Exploring the Concept of Liquid Trees in Tackling Climate Change
Liquid Trees!!!, I would have loved to say that three times instead of putting that punctuation mark because it would have sounded more satisfying to say it that way but anyways, I am writing so that would be fine. When I say liquid trees, you start to wonder what I mean so you do not start to say the wrong thing but anyways, I mean liquid trees.
I love plants, and if I am going on a vacation, I would like places with trees so I can be able to enjoy nature's beauty but you see, as important as these trees are to us, civilization has led to deforestation which has brought about having little to no trees in cities and industrial areas. With this, scientists are looking at creating an alternative to having trees, thereby creating liquid trees.

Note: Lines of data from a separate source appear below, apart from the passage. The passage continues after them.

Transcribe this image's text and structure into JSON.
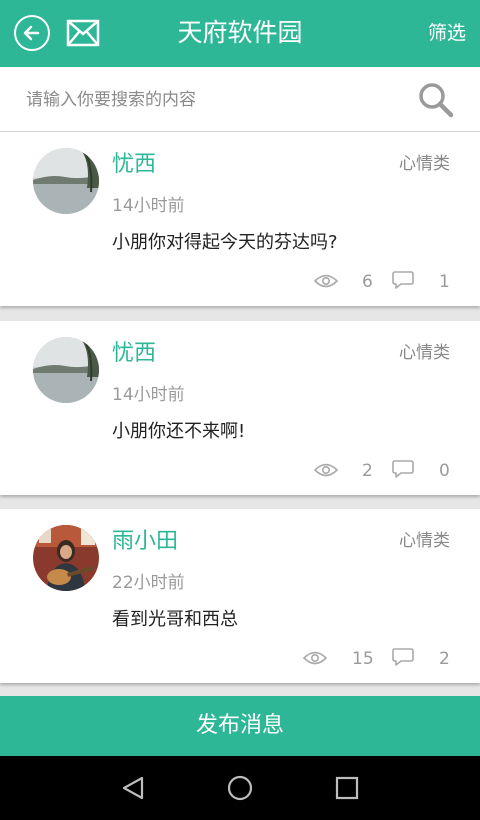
{
  "header": {
    "title": "天府软件园",
    "filter_label": "筛选"
  },
  "search": {
    "placeholder": "请输入你要搜索的内容"
  },
  "posts": [
    {
      "user": "忧西",
      "category": "心情类",
      "time": "14小时前",
      "content": "小朋你对得起今天的芬达吗?",
      "views": "6",
      "comments": "1"
    },
    {
      "user": "忧西",
      "category": "心情类",
      "time": "14小时前",
      "content": "小朋你还不来啊!",
      "views": "2",
      "comments": "0"
    },
    {
      "user": "雨小田",
      "category": "心情类",
      "time": "22小时前",
      "content": "看到光哥和西总",
      "views": "15",
      "comments": "2"
    }
  ],
  "publish_label": "发布消息",
  "colors": {
    "accent": "#2db797",
    "background": "#e6e6e6"
  },
  "icons": [
    "back-icon",
    "mail-icon",
    "search-icon",
    "eye-icon",
    "comment-icon",
    "nav-back-icon",
    "nav-home-icon",
    "nav-recents-icon"
  ]
}
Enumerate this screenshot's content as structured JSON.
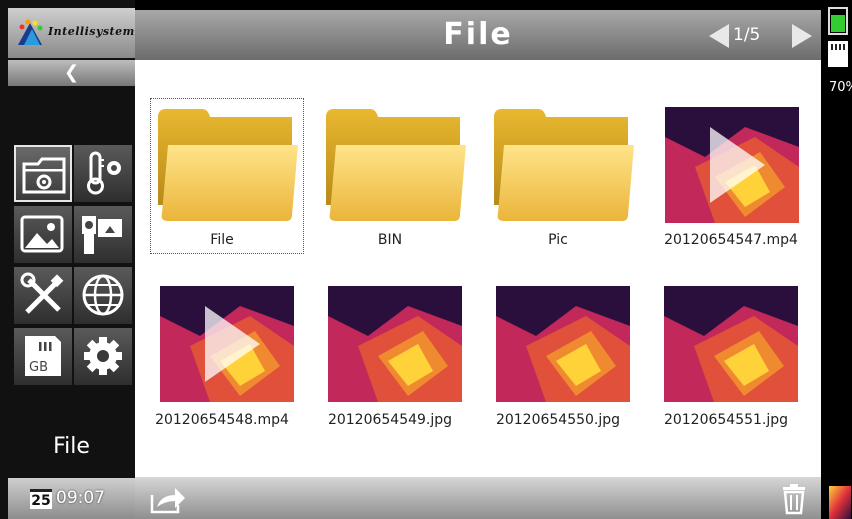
{
  "logo": {
    "text": "Intellisystem"
  },
  "sidebar": {
    "collapse_icon": "chevron-left-icon",
    "title": "File",
    "buttons": [
      {
        "name": "file-folder-settings-icon",
        "selected": true
      },
      {
        "name": "thermometer-settings-icon",
        "selected": false
      },
      {
        "name": "image-gallery-icon",
        "selected": false
      },
      {
        "name": "video-camera-icon",
        "selected": false
      },
      {
        "name": "tools-icon",
        "selected": false
      },
      {
        "name": "globe-icon",
        "selected": false
      },
      {
        "name": "sd-card-icon",
        "selected": false
      },
      {
        "name": "gear-icon",
        "selected": false
      }
    ],
    "date_day": "25",
    "time": "09:07"
  },
  "header": {
    "title": "File",
    "page_indicator": "1/5"
  },
  "files": [
    {
      "label": "File",
      "type": "folder",
      "selected": true
    },
    {
      "label": "BIN",
      "type": "folder",
      "selected": false
    },
    {
      "label": "Pic",
      "type": "folder",
      "selected": false
    },
    {
      "label": "20120654547.mp4",
      "type": "video",
      "selected": false
    },
    {
      "label": "20120654548.mp4",
      "type": "video",
      "selected": false
    },
    {
      "label": "20120654549.jpg",
      "type": "image",
      "selected": false
    },
    {
      "label": "20120654550.jpg",
      "type": "image",
      "selected": false
    },
    {
      "label": "20120654551.jpg",
      "type": "image",
      "selected": false
    }
  ],
  "footer": {
    "share_icon": "share-icon",
    "delete_icon": "trash-icon"
  },
  "status": {
    "battery_text": "70%",
    "battery_level": 0.7
  },
  "colors": {
    "thermal_dark": "#2a0f3d",
    "thermal_mid": "#c2285a",
    "thermal_hot": "#ffd23a",
    "folder": "#f3c84a"
  }
}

Plants are very important in our ecosystem, helping to combat climate change by trapping carbon dioxide in the atmosphere and producing oxygen. They are very important to us but they look like a very big concern to cities as there is no space to plant them also when trees are grown in areas where there is a high pollutant, their lifespan is shorter. Trees absorb about 10kg to 20kg of carbon dioxide annually but that is not even enough compared to what is released from a car. While trees have their benefits, they also come with their not-so-good effects on us such as allergies during some climate conditions.
With this, scientists have decided to work on Photobioreactors which are closed vacuums and containers containing organisms that use photosynthesis. These organisms are algae and bacteria, and with photosynthesis, these organisms can also absorb carbon dioxide from the environment and release oxygen into the environment. While this is a great one already, there is more to photobioreactors such as their importance in water purification where scientists use algae in the reactor to filter pollutants such as nitrogen, and phosphorus, as well as other contaminants in the water such as estradiol found in birth control pills. They can also filter out larger organic wastewater matter. Currently, a photobioreactor is used to grow spirulina, and hopefully, in the future, it will be used to do other great things such as in agriculture.
Currently, in the quest to replace trees with a better alternative in cities that can still utilize photosynthesis, absorb carbon dioxide, and release oxygen, researchers decided to give a photobioreactor a trial. In Belgrade, researchers created the Liquid 3 photobioreactor which is made up of single-celled algae Chlorella vulgaris which is resistant to high and low temperatures and changes in climate, thereby having an all round a year liquid tree.
While I am going to say that they will replace trees because it will be quite difficult for them to do so. The synergy between traditional trees and their liquid counterparts is a realm ripe for exploration. Perhaps it is in this very symbiosis that we find the key to a greener future. Imagine a cityscape where stately oaks and liquid bioreactors coexist, their collective efforts purifying air, mitigating pollution, and heralding a new era of sustainable living.